= REQUIREMENT =
Each record, minus any picture, should be returned exactly as written.

───── DATA

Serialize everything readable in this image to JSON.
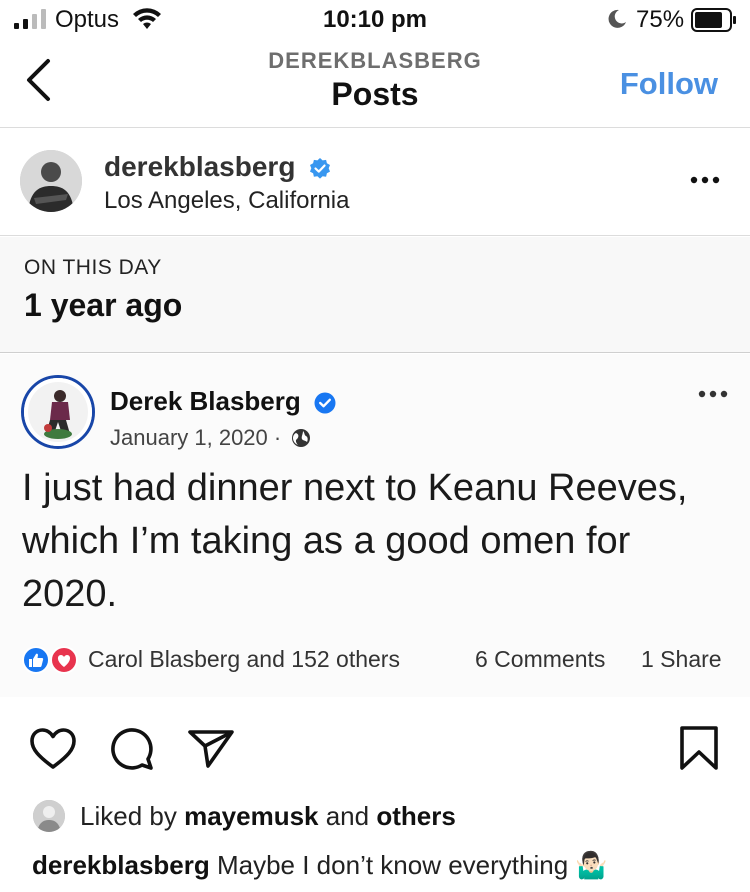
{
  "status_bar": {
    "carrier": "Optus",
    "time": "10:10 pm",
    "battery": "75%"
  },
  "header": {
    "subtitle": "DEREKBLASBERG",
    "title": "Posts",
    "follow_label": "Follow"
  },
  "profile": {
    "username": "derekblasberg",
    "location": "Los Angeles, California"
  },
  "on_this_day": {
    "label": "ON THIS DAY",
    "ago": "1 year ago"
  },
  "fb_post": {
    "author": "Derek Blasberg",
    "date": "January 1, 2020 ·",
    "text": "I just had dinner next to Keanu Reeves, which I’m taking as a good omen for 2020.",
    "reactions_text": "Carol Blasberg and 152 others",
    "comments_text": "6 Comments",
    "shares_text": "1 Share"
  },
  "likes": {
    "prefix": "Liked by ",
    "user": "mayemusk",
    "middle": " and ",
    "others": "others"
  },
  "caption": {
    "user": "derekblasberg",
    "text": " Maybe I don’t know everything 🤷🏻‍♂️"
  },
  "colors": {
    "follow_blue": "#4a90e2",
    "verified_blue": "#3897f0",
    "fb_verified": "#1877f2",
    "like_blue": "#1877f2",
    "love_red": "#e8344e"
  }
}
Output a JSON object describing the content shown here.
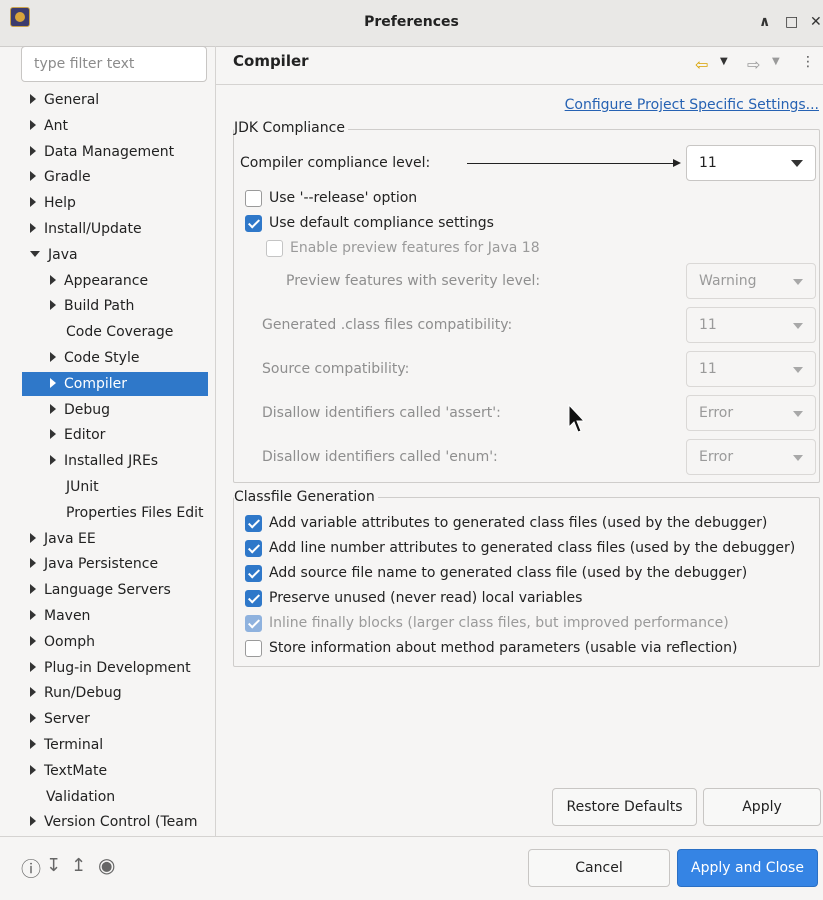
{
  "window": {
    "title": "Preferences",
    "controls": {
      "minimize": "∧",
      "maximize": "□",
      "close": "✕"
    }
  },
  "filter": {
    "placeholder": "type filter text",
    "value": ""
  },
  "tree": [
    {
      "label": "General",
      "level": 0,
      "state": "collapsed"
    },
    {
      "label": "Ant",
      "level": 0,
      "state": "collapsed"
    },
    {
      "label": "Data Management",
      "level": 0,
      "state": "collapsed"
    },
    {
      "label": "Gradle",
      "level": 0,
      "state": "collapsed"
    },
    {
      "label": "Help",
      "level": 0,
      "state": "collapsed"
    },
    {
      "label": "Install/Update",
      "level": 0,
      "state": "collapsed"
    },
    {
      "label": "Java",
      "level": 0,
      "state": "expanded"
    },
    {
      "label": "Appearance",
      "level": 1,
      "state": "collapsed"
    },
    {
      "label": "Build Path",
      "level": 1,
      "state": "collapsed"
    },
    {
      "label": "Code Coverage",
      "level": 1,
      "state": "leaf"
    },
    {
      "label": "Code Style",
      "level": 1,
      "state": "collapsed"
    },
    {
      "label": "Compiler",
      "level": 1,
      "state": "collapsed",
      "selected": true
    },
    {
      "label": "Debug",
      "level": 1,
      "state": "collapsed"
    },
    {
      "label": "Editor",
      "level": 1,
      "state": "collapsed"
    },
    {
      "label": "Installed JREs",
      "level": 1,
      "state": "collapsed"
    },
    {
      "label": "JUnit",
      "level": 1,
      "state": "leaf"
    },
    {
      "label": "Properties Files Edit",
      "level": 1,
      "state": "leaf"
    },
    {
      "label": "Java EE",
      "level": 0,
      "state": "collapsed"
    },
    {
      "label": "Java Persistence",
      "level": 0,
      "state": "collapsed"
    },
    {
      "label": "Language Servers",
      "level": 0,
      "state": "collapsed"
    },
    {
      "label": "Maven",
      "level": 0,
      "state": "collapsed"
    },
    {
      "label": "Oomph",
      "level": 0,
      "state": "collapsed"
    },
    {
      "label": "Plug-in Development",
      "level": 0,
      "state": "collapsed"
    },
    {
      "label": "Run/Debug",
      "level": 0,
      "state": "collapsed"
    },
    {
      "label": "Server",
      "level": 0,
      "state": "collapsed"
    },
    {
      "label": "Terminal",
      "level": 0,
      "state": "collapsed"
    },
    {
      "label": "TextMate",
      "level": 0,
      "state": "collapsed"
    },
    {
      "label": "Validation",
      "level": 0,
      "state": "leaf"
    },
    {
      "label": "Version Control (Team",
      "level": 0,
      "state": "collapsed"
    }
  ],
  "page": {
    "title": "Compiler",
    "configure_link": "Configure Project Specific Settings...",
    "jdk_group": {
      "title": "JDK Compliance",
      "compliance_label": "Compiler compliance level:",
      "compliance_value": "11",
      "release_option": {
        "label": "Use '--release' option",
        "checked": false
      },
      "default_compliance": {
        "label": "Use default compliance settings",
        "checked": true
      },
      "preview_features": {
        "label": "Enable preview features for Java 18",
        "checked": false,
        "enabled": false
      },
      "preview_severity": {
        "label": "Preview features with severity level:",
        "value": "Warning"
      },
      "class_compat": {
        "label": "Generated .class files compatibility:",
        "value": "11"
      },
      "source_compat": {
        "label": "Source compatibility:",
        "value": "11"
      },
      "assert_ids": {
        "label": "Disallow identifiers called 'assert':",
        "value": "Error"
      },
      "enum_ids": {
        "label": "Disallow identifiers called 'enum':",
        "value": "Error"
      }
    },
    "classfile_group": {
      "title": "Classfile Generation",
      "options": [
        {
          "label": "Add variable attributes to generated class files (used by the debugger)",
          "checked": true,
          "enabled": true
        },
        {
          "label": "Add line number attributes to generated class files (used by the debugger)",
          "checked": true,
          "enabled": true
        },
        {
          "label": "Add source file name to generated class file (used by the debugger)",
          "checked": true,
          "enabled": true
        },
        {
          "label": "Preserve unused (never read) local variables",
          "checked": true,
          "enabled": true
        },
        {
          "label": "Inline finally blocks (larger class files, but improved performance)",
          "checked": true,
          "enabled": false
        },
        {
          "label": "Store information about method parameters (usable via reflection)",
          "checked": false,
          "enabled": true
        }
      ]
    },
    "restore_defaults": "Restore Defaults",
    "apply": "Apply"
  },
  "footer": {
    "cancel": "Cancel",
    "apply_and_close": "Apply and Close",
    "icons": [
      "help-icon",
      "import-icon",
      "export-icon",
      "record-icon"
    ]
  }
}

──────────

= ANSWER TO THIS EXERCISE =
Serialize everything readable in this image to JSON.
{
  "status_bar": {
    "carrier": "Optus",
    "time": "10:10 pm",
    "battery": "75%"
  },
  "header": {
    "subtitle": "DEREKBLASBERG",
    "title": "Posts",
    "follow_label": "Follow"
  },
  "profile": {
    "username": "derekblasberg",
    "location": "Los Angeles, California"
  },
  "on_this_day": {
    "label": "ON THIS DAY",
    "ago": "1 year ago"
  },
  "fb_post": {
    "author": "Derek Blasberg",
    "date": "January 1, 2020 ·",
    "text": "I just had dinner next to Keanu Reeves, which I’m taking as a good omen for 2020.",
    "reactions_text": "Carol Blasberg and 152 others",
    "comments_text": "6 Comments",
    "shares_text": "1 Share"
  },
  "likes": {
    "prefix": "Liked by ",
    "user": "mayemusk",
    "middle": " and ",
    "others": "others"
  },
  "caption": {
    "user": "derekblasberg",
    "text": " Maybe I don’t know everything 🤷🏻‍♂️"
  },
  "colors": {
    "follow_blue": "#4a90e2",
    "verified_blue": "#3897f0",
    "fb_verified": "#1877f2",
    "like_blue": "#1877f2",
    "love_red": "#e8344e"
  }
}
Output a JSON object describing the content shown here.
{
  "window": {
    "title": "Preferences",
    "controls": {
      "minimize": "∧",
      "maximize": "□",
      "close": "✕"
    }
  },
  "filter": {
    "placeholder": "type filter text",
    "value": ""
  },
  "tree": [
    {
      "label": "General",
      "level": 0,
      "state": "collapsed"
    },
    {
      "label": "Ant",
      "level": 0,
      "state": "collapsed"
    },
    {
      "label": "Data Management",
      "level": 0,
      "state": "collapsed"
    },
    {
      "label": "Gradle",
      "level": 0,
      "state": "collapsed"
    },
    {
      "label": "Help",
      "level": 0,
      "state": "collapsed"
    },
    {
      "label": "Install/Update",
      "level": 0,
      "state": "collapsed"
    },
    {
      "label": "Java",
      "level": 0,
      "state": "expanded"
    },
    {
      "label": "Appearance",
      "level": 1,
      "state": "collapsed"
    },
    {
      "label": "Build Path",
      "level": 1,
      "state": "collapsed"
    },
    {
      "label": "Code Coverage",
      "level": 1,
      "state": "leaf"
    },
    {
      "label": "Code Style",
      "level": 1,
      "state": "collapsed"
    },
    {
      "label": "Compiler",
      "level": 1,
      "state": "collapsed",
      "selected": true
    },
    {
      "label": "Debug",
      "level": 1,
      "state": "collapsed"
    },
    {
      "label": "Editor",
      "level": 1,
      "state": "collapsed"
    },
    {
      "label": "Installed JREs",
      "level": 1,
      "state": "collapsed"
    },
    {
      "label": "JUnit",
      "level": 1,
      "state": "leaf"
    },
    {
      "label": "Properties Files Edit",
      "level": 1,
      "state": "leaf"
    },
    {
      "label": "Java EE",
      "level": 0,
      "state": "collapsed"
    },
    {
      "label": "Java Persistence",
      "level": 0,
      "state": "collapsed"
    },
    {
      "label": "Language Servers",
      "level": 0,
      "state": "collapsed"
    },
    {
      "label": "Maven",
      "level": 0,
      "state": "collapsed"
    },
    {
      "label": "Oomph",
      "level": 0,
      "state": "collapsed"
    },
    {
      "label": "Plug-in Development",
      "level": 0,
      "state": "collapsed"
    },
    {
      "label": "Run/Debug",
      "level": 0,
      "state": "collapsed"
    },
    {
      "label": "Server",
      "level": 0,
      "state": "collapsed"
    },
    {
      "label": "Terminal",
      "level": 0,
      "state": "collapsed"
    },
    {
      "label": "TextMate",
      "level": 0,
      "state": "collapsed"
    },
    {
      "label": "Validation",
      "level": 0,
      "state": "leaf"
    },
    {
      "label": "Version Control (Team",
      "level": 0,
      "state": "collapsed"
    }
  ],
  "page": {
    "title": "Compiler",
    "configure_link": "Configure Project Specific Settings...",
    "jdk_group": {
      "title": "JDK Compliance",
      "compliance_label": "Compiler compliance level:",
      "compliance_value": "11",
      "release_option": {
        "label": "Use '--release' option",
        "checked": false
      },
      "default_compliance": {
        "label": "Use default compliance settings",
        "checked": true
      },
      "preview_features": {
        "label": "Enable preview features for Java 18",
        "checked": false,
        "enabled": false
      },
      "preview_severity": {
        "label": "Preview features with severity level:",
        "value": "Warning"
      },
      "class_compat": {
        "label": "Generated .class files compatibility:",
        "value": "11"
      },
      "source_compat": {
        "label": "Source compatibility:",
        "value": "11"
      },
      "assert_ids": {
        "label": "Disallow identifiers called 'assert':",
        "value": "Error"
      },
      "enum_ids": {
        "label": "Disallow identifiers called 'enum':",
        "value": "Error"
      }
    },
    "classfile_group": {
      "title": "Classfile Generation",
      "options": [
        {
          "label": "Add variable attributes to generated class files (used by the debugger)",
          "checked": true,
          "enabled": true
        },
        {
          "label": "Add line number attributes to generated class files (used by the debugger)",
          "checked": true,
          "enabled": true
        },
        {
          "label": "Add source file name to generated class file (used by the debugger)",
          "checked": true,
          "enabled": true
        },
        {
          "label": "Preserve unused (never read) local variables",
          "checked": true,
          "enabled": true
        },
        {
          "label": "Inline finally blocks (larger class files, but improved performance)",
          "checked": true,
          "enabled": false
        },
        {
          "label": "Store information about method parameters (usable via reflection)",
          "checked": false,
          "enabled": true
        }
      ]
    },
    "restore_defaults": "Restore Defaults",
    "apply": "Apply"
  },
  "footer": {
    "cancel": "Cancel",
    "apply_and_close": "Apply and Close",
    "icons": [
      "help-icon",
      "import-icon",
      "export-icon",
      "record-icon"
    ]
  }
}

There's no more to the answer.